Our Water Our World: Tips for a Beautiful, Healthy Lawn

Learn about caring for your lawn and dealing with weeds and pests while protecting the health of people, pets, and our environment with these tips from the City of Goleta Environmental Services Division.  

Caring for an Established Lawn 

Water- just enough! 

  • Don’t overwater. Check the soil moisture with a trowel. The top two to three inches should feel almost dry before you add more water. 
  • Water enough to send the roots deep into the soil. When you think you’ve watered enough, push a trowel into the soil and tilt it forward. If the soil isn’t damp down to four or six inches, keep watering until it is. Keep track of how long you water, for next time. 
  • Water slowly so that water stays on your lawn and doesn’t run off. Overwatering is one way pesticides and fertilizers find their way to storm drains. 
  • If water runs off or pools even with slow irrigation, your soil may be compacted—which makes it hard for healthy roots to grow. See Restoring a lawn to health for tips on addressing this problem. 
  • Know your soil type. Clay soils hold more moisture and dry out more slowly, and need less frequent watering. Sandy soils dry out faster. 
Grass clippings: Home-grown fertilizer 

Unless your soil is very sandy, you should not need to add fertilizer (nutrients) to your lawn. 

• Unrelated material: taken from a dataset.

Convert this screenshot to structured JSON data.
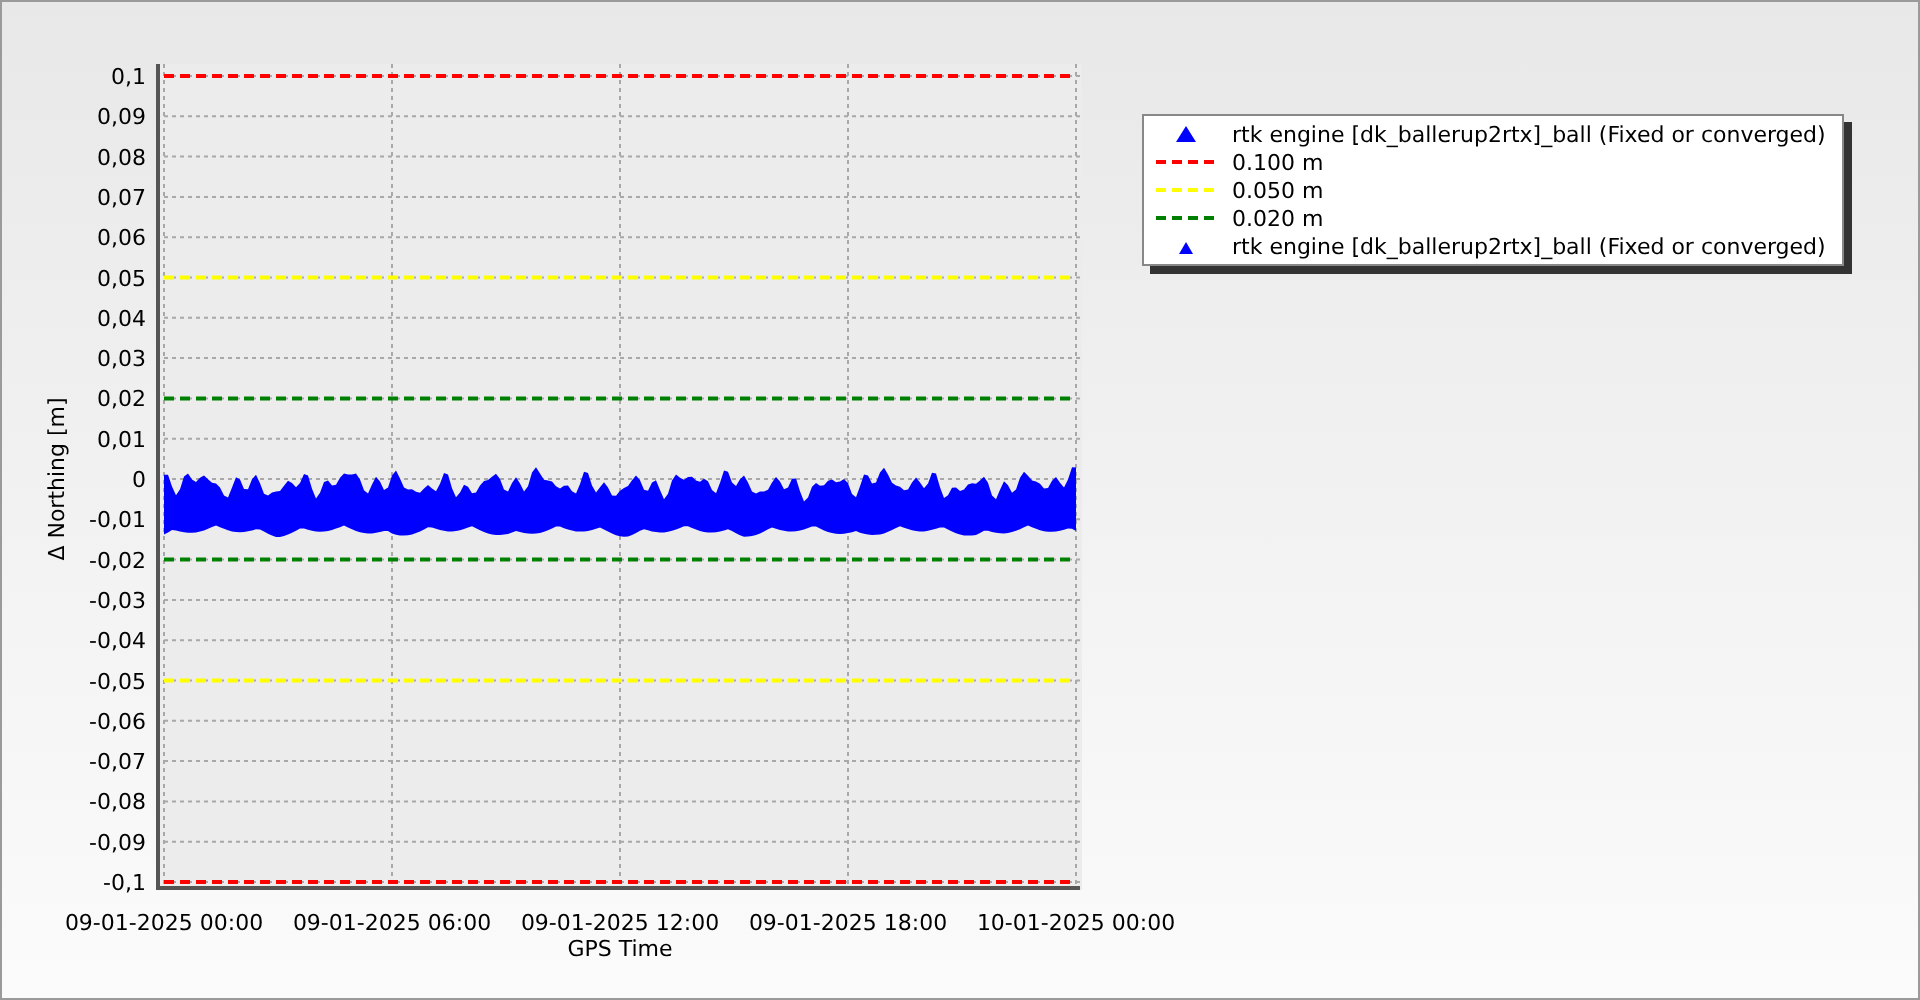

  • Grass clippings left on the lawn after mowing can provide most of the nutrients your lawn needs. Clippings must be small enough to decompose quickly without forming a mat on top of the living grass. See Mowing a healthy lawn. 
  • Synthetic or quick-release fertilizers, if misapplied, can “kill” the soil by killing the good bacteria and destroying the supporting soil structure. 
  • If you do need to feed your lawn, use organic or slow-release fertilizers such as sulfur- or polymer-coated urea. 
Mowing a healthy lawn 
  • Mow when the grass is dry. 
  • In general, cut no more than 1/3 of the leaf blade when you mow, and keep mower blades sharp. Cutting off too much or wounding grass with a dull blade stresses the lawn and invites pests and diseases. 
  • During warm weather months, cut the grass higher to help the soil hold onto water. 
  • Change your mowing pattern or direction often to avoid compacted mower tracks. 
  • If blades of grass are turning yellow and orange powder comes off onto your hands, your lawn has rust disease and you should collect lawn clippings and throw them away. Control and prevent rust with good lawn care practices, including fertilizing with organic or slow-release fertilizers. 
Dealing with Weeds 

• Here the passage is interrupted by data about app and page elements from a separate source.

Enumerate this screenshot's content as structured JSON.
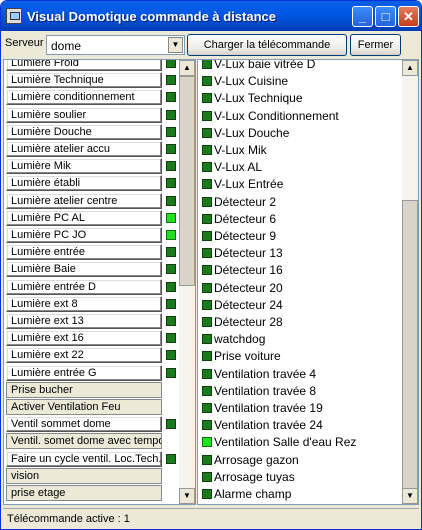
{
  "window": {
    "title": "Visual Domotique commande à distance"
  },
  "toolbar": {
    "server_label": "Serveur",
    "server_value": "dome",
    "load_label": "Charger la télécommande",
    "close_label": "Fermer"
  },
  "left_list": [
    {
      "label": "Lumière Froid",
      "state": "off"
    },
    {
      "label": "Lumière Technique",
      "state": "off"
    },
    {
      "label": "Lumière conditionnement",
      "state": "off"
    },
    {
      "label": "Lumière soulier",
      "state": "off"
    },
    {
      "label": "Lumière Douche",
      "state": "off"
    },
    {
      "label": "Lumière atelier accu",
      "state": "off"
    },
    {
      "label": "Lumière Mik",
      "state": "off"
    },
    {
      "label": "Lumière établi",
      "state": "off"
    },
    {
      "label": "Lumière atelier centre",
      "state": "off"
    },
    {
      "label": "Lumière PC AL",
      "state": "on"
    },
    {
      "label": "Lumière PC JO",
      "state": "on"
    },
    {
      "label": "Lumière entrée",
      "state": "off"
    },
    {
      "label": "Lumière Baie",
      "state": "off"
    },
    {
      "label": "Lumière entrée D",
      "state": "off"
    },
    {
      "label": "Lumière ext 8",
      "state": "off"
    },
    {
      "label": "Lumière ext 13",
      "state": "off"
    },
    {
      "label": "Lumière ext 16",
      "state": "off"
    },
    {
      "label": "Lumière ext 22",
      "state": "off"
    },
    {
      "label": "Lumière entrée G",
      "state": "off"
    },
    {
      "label": "Prise bucher",
      "state": "none"
    },
    {
      "label": "Activer Ventilation Feu",
      "state": "none"
    },
    {
      "label": "Ventil sommet dome",
      "state": "off"
    },
    {
      "label": "Ventil. somet dome avec tempo",
      "state": "none"
    },
    {
      "label": "Faire un cycle ventil. Loc.Tech.",
      "state": "off"
    },
    {
      "label": "vision",
      "state": "none"
    },
    {
      "label": "prise etage",
      "state": "none"
    }
  ],
  "right_list": [
    {
      "label": "V-Lux baie vitrée D",
      "state": "off"
    },
    {
      "label": "V-Lux Cuisine",
      "state": "off"
    },
    {
      "label": "V-Lux Technique",
      "state": "off"
    },
    {
      "label": "V-Lux Conditionnement",
      "state": "off"
    },
    {
      "label": "V-Lux Douche",
      "state": "off"
    },
    {
      "label": "V-Lux Mik",
      "state": "off"
    },
    {
      "label": "V-Lux AL",
      "state": "off"
    },
    {
      "label": "V-Lux Entrée",
      "state": "off"
    },
    {
      "label": "Détecteur 2",
      "state": "off"
    },
    {
      "label": "Détecteur 6",
      "state": "off"
    },
    {
      "label": "Détecteur 9",
      "state": "off"
    },
    {
      "label": "Détecteur 13",
      "state": "off"
    },
    {
      "label": "Détecteur 16",
      "state": "off"
    },
    {
      "label": "Détecteur 20",
      "state": "off"
    },
    {
      "label": "Détecteur 24",
      "state": "off"
    },
    {
      "label": "Détecteur 28",
      "state": "off"
    },
    {
      "label": "watchdog",
      "state": "off"
    },
    {
      "label": "Prise voiture",
      "state": "off"
    },
    {
      "label": "Ventilation travée 4",
      "state": "off"
    },
    {
      "label": "Ventilation travée 8",
      "state": "off"
    },
    {
      "label": "Ventilation travée 19",
      "state": "off"
    },
    {
      "label": "Ventilation travée 24",
      "state": "off"
    },
    {
      "label": "Ventilation Salle d'eau Rez",
      "state": "on"
    },
    {
      "label": "Arrosage gazon",
      "state": "off"
    },
    {
      "label": "Arrosage tuyas",
      "state": "off"
    },
    {
      "label": "Alarme champ",
      "state": "off"
    }
  ],
  "status": {
    "text": "Télécommande active : 1"
  }
}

A completely weed-free lawn is… unnatural! But a healthy lawn will crowd out most weeds. Think about how many weeds you can tolerate. 

  • Dig weeds by hand before they go to seed, and try to pull out the roots. A forked-end hand weeder picks up weeds such as dandelions by the crown so that the long tap root comes too. There is also a foot-powered, stand-up tool that works well. 
  • Reseed bare spots so weeds can’t fill in. Sprinkle grass seed and water regularly with a fine spray until grass sprouts. 
  • Don’t mow grass too short. Taller blades can shade the soil enough to prevent some weed seeds from sprouting. 
  • Avoid weed-and-feed fertilizers because the herbicides in these products may drift to other parts of your garden, and in some cases even kill shallow-rooted trees. 

Find more information on planting a healthy lawn in our OWOW brochures in English and Spanish.  

The City of Goleta along with the Cities of Buellton, Carpinteria, Solvang, Santa Barbara, Santa Maria, and the County of Santa Barbara have partnered with the OWOW organization to promote the use of less-toxic products in an effort to reduce pesticide pollution in our communities. By reducing pesticide use and the use of less-toxic products around the home, you can help reduce pesticides and other pollutants such as herbicides and fertilizers from being picked up while watering or when it rains and transported to the nearest storm drain inlet and into our waterways. The OWOW website is a great resource for finding less-toxic products to use around your home or garden.